Here we detect the pessimism that will always be a result of atheism (as well as a lack of imagination based on what little he thinks he knows about the past). Without God and the hope for the redemption of humankind, he has no reason for optimism, no belief that things will work out better in the future than in the past. Christians believe this because they believe that good is stronger than evil, that by following God’s direction people can always triumph over evil, and that good therefore must be the future of humankind. That’s why, for instance, evangelical Christians, not atheists, put an end to the worldwide slave trade; that’s why Christians, not atheists, marched into horrendous Civil War battles singing, “He died to make men holy, let us die to make men free,” and ended slavery in America.
In spite of all this, I still believe Stephen Hawking is a hero. He has persevered with a debilitating disease and done tremendous work in theoretical physics. But what do you do when a hero lets you down? There’s a line from the Gordon Lightfoot song, “If You Could Read My Mind,” that goes “The hero would be me. But heroes often fail …” That’s what I think about Stephen Hawking. When it comes to religion and metaphysics, he has failed, but he is still a hero in a way that does not diminish the meaning of the word.
I came to believe in God because of what I learned about the universe. I had the good fortune not to go to Oxford and be saturated with humanist bias against the “God hypothesis.” When I look at the structure of the universe and life on Earth, I see evidence of a great mind at work. I am sorry for Hawking that he can’t.
 Dinesh D’Souza provides a succinct reopening of “the Galileo Case” in Chapter 10 of What’s So Great About Christianity.
 Not that atheists haven’t tried. See Vox Day’s review of The Moral Landscape by Sam Harris.

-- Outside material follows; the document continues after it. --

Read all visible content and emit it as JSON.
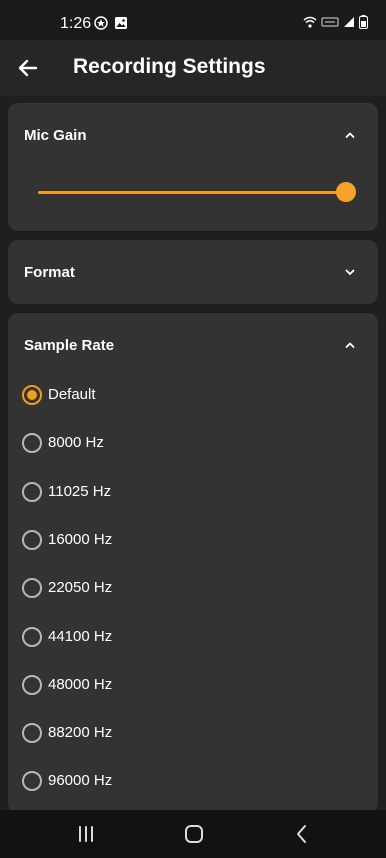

 Genesis 1:1.
 Genesis 1:1. See Gerald Schroeder’s explanation of the significance of the word “create” in The Science of God (pp 143-144).
 Psalms 90:4.